== Segment start ==

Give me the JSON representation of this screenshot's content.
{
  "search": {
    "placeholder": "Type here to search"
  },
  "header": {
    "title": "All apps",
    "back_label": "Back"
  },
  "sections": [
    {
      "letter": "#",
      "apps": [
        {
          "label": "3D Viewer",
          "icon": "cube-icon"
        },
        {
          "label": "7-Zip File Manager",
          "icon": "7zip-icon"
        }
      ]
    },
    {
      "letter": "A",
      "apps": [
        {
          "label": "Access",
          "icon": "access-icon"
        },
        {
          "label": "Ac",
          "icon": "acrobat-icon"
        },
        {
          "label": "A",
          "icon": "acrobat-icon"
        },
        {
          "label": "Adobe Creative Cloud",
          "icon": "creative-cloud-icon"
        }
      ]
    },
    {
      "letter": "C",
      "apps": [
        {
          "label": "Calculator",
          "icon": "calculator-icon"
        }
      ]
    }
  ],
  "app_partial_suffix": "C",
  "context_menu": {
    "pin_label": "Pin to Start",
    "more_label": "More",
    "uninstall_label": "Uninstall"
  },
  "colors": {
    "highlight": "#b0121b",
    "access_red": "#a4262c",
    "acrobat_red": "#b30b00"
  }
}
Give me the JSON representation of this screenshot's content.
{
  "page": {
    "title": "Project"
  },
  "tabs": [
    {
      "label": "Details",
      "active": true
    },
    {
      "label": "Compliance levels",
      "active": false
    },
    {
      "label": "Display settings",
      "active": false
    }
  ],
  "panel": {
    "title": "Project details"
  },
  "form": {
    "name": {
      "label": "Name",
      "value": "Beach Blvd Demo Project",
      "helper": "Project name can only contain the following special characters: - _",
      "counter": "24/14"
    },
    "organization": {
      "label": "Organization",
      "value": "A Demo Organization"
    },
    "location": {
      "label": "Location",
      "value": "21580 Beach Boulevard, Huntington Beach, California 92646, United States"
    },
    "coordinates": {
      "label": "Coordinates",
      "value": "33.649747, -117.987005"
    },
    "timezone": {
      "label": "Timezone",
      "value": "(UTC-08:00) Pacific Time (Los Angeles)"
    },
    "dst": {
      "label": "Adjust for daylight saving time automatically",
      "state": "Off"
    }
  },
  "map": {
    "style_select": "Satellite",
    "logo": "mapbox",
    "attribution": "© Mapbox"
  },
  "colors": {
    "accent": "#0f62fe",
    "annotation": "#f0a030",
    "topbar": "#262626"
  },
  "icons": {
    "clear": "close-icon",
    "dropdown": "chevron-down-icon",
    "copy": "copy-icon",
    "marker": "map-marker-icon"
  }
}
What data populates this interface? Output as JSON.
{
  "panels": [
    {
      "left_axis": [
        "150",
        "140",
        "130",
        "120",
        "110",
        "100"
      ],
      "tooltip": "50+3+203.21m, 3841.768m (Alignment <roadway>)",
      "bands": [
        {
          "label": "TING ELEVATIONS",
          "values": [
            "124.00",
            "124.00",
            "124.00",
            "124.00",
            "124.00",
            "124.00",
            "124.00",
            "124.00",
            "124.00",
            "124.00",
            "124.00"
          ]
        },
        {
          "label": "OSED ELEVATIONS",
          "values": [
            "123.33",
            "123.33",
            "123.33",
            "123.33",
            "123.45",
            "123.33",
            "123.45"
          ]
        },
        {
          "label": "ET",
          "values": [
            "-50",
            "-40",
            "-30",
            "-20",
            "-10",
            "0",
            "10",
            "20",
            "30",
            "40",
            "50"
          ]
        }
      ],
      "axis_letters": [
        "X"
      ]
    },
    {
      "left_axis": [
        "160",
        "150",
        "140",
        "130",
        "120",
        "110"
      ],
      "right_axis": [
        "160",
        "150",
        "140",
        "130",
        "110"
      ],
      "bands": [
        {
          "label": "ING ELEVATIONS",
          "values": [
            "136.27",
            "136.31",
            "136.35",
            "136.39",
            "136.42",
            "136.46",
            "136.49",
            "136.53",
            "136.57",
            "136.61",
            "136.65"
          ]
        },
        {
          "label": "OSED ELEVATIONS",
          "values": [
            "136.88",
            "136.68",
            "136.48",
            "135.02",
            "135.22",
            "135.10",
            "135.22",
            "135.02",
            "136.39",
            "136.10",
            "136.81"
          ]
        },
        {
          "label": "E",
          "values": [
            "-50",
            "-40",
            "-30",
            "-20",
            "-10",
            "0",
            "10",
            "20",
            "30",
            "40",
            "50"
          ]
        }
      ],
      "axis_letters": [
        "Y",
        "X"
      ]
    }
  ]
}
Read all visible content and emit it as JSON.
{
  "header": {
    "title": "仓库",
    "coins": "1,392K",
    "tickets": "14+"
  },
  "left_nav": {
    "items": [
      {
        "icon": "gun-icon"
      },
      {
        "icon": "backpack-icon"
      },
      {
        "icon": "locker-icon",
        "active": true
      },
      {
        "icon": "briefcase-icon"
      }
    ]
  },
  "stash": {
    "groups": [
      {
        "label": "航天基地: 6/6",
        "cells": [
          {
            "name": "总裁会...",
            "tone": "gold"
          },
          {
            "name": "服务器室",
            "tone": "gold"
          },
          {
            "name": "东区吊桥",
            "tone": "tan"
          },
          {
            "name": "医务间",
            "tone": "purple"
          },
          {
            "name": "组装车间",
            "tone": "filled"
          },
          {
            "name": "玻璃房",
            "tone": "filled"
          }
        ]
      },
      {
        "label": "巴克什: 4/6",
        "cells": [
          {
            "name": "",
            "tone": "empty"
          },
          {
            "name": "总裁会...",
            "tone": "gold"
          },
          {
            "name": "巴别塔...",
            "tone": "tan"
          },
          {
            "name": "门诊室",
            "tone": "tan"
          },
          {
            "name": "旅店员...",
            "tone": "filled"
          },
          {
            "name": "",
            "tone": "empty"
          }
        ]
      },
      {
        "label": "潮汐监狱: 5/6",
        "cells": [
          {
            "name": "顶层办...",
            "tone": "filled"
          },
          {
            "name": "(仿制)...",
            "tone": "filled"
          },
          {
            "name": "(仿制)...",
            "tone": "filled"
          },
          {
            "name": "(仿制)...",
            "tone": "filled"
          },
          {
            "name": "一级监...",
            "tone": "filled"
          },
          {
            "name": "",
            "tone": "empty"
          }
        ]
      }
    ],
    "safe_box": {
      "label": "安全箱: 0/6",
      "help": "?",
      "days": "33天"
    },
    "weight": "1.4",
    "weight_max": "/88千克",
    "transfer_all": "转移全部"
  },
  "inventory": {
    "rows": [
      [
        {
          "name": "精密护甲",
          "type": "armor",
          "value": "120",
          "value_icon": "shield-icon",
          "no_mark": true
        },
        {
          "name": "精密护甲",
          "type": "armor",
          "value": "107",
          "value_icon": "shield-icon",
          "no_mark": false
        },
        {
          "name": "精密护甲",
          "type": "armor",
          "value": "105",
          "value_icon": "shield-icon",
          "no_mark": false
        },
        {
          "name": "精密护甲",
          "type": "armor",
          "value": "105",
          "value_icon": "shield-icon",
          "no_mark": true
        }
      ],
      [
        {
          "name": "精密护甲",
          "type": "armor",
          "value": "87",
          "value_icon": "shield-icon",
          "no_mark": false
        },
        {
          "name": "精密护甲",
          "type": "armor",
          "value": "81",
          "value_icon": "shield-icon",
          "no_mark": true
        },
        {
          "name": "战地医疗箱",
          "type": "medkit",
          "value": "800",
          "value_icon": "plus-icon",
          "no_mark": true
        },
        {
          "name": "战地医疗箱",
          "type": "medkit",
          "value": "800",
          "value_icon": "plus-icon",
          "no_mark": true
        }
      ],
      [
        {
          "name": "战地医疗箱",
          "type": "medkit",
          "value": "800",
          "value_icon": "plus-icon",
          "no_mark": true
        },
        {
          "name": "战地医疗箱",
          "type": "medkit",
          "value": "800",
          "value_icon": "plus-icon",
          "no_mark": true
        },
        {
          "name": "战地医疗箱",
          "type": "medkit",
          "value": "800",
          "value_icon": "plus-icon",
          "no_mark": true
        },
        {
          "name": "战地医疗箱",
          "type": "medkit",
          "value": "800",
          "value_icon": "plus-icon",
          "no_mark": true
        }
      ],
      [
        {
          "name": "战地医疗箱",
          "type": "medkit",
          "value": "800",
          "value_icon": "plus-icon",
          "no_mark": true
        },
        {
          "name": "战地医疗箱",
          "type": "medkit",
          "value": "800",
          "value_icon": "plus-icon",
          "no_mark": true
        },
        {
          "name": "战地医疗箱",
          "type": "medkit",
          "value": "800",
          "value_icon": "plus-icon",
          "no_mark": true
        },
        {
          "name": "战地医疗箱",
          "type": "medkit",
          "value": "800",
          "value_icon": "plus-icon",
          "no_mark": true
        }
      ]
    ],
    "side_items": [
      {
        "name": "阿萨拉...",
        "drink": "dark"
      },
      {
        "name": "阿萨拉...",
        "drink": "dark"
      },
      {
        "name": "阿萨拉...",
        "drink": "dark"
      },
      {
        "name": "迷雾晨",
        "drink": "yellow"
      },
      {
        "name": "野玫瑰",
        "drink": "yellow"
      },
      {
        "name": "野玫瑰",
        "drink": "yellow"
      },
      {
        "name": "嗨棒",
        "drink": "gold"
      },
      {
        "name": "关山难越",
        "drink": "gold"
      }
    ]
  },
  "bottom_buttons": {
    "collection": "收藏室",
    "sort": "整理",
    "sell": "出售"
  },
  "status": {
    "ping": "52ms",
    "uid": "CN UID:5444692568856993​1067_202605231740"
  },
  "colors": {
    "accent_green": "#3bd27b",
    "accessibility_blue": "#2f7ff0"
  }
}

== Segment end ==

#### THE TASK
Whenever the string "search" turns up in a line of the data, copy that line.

#### EXERCISE OUTPUT
  "search": {
    "placeholder": "Type here to search"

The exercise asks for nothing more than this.